“Enlightening and provocative”, “an important and timely publication” and “a useful study on our institutional framework in the Caribbean” are some of the words used to describe the latest work of political scientist, Cynthia Barrow-Giles – The National Integrity System and Governance in the Commonwealth Caribbean.
The 14-chapter book examines the National Integrity System (NIS), an international anti-corruption framework, and how the principles outlined in it have or have not been applied in the Caribbean region, especially in the Organization of Eastern Caribbean States (OECS) member countries and Barbados.
Barrow-Giles stated, “The book is not about corruption per se; it focuses on the potential for corruption owing to institutional weaknesses in the region.”

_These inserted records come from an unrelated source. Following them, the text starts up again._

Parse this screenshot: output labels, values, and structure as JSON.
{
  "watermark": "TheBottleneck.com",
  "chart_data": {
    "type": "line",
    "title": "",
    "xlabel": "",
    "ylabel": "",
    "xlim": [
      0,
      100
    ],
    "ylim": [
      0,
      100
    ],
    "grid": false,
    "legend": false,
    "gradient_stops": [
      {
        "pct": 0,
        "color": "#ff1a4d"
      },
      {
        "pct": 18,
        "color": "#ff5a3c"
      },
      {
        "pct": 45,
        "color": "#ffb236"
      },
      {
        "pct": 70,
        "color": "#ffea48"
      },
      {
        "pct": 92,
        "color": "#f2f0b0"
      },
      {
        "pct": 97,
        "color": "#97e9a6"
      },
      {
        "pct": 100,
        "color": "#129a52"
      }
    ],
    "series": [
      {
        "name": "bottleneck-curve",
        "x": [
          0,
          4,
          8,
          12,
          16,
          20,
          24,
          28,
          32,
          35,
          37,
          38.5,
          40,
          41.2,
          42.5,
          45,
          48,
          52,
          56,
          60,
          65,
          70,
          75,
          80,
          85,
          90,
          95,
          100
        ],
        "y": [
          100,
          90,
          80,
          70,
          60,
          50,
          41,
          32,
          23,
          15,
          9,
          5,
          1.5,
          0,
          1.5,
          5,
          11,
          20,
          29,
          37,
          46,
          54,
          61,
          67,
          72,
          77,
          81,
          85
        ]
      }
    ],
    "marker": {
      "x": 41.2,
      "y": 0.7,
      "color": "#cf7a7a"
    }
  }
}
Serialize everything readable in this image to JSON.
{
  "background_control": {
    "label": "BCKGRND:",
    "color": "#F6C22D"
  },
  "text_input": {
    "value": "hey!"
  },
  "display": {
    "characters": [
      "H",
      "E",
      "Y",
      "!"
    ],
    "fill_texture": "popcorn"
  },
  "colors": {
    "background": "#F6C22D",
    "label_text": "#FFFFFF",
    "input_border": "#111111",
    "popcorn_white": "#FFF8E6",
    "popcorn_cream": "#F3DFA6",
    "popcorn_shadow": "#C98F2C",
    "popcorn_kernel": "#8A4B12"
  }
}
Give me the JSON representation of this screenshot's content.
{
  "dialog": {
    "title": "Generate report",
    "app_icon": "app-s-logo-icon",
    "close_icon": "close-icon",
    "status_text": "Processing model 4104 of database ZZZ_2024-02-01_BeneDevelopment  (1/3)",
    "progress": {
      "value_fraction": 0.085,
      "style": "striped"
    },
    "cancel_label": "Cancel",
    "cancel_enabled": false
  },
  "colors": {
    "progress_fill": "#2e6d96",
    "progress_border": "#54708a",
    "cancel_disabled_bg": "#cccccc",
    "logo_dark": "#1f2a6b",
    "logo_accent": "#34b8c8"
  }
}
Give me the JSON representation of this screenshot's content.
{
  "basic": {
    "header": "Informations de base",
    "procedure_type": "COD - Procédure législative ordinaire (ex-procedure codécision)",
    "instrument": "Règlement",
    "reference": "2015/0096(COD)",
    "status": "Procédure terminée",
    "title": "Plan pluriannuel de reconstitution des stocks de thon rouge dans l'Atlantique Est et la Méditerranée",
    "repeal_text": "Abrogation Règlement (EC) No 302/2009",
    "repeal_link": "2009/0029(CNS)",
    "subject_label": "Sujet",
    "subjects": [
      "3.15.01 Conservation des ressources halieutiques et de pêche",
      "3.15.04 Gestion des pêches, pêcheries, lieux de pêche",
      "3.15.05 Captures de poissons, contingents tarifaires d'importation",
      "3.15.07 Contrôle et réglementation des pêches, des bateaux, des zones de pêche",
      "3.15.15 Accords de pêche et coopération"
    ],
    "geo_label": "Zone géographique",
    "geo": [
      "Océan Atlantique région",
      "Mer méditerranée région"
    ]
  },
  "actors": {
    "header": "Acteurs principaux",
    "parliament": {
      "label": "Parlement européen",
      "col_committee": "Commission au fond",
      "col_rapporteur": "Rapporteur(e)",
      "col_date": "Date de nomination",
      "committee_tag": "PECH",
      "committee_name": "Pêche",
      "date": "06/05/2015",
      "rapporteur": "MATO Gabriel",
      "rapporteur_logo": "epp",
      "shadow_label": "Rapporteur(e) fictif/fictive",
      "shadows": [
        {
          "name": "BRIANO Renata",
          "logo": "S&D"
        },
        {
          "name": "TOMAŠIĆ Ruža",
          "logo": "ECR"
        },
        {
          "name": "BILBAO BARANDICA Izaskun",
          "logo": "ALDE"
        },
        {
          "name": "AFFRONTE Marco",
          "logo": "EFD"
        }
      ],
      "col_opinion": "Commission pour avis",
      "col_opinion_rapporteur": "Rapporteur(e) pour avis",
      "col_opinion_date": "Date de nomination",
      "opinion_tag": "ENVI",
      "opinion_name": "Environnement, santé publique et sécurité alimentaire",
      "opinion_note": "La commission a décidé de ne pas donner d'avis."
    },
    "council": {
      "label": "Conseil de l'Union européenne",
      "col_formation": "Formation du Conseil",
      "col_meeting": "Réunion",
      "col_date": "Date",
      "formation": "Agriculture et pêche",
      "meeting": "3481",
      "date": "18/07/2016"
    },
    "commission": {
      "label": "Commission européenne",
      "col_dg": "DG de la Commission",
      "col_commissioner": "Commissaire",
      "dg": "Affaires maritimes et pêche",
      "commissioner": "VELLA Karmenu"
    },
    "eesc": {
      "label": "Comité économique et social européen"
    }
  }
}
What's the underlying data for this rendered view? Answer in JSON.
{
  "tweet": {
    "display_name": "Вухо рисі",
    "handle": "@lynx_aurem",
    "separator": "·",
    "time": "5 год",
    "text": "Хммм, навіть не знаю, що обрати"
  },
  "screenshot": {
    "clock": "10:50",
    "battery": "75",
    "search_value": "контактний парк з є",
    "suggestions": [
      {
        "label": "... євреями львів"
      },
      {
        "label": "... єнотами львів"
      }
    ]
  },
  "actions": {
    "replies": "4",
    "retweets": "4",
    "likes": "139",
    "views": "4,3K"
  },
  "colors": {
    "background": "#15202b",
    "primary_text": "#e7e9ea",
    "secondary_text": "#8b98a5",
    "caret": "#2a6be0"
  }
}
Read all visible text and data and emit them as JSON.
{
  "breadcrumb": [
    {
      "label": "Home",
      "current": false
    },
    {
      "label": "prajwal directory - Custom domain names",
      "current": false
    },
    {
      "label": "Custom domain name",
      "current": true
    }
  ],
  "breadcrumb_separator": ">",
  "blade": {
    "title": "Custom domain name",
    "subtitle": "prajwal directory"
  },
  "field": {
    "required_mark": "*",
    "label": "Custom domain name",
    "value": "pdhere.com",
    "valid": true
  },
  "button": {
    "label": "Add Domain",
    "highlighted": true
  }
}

Specifically, “The book is a collection of newspaper articles on the state of play with the NIS in the Caribbean. It represents over two decades of work around the NIS, concerns related to the perpetuation of corruption in the Caribbean, and the reluctance of the political elite to deal with its presence and take proactive measures to manage it.”
Former head of the Department of Government, Sociology and Social Work and publisher of the book Dr Farley Brathwaite, said it was “enlightening and provocative” and commended Barrow-Giles for using a combination of theory and empirical evidence to put it together. In reviewing the publication, Josh Drayton, a lecturer at UWI’s St Augustine Campus stated, “She has sought to debunk the widely held myth about places that seem ‘clean’ according to the global index, and uses anecdotal coverage and investigations especially those incidents highlighted in the media to illustrate her point. It will be a good reference text for students looking at governance and corruption in the Caribbean. [Barrow-Giles] balances the role of academic and public advocate, leading into the debate and helping the wider public to understand these concepts.”
Meanwhile, current head of the Department of Government, Sociology and Social Work Dr Tennyson Joseph said “There are often misconceptions about political scientists and the work they do, since a lot of our public discourse is criticism of public policy decisions and those who make them, which is a problem in small societies like ours. This book is a counter-narrative to what people think of political scientists, and it is an important contribution to political science, public policy and governmental research in the Caribbean.”
During the book launch held at the 3Ws Oval at UWI Cave Hill Campus, copies were presented to Barbados’ Ombudsman, Valton Bend; former Prime Minister of DominicaEdison James, and Director of the National Library Service Loleta Parris.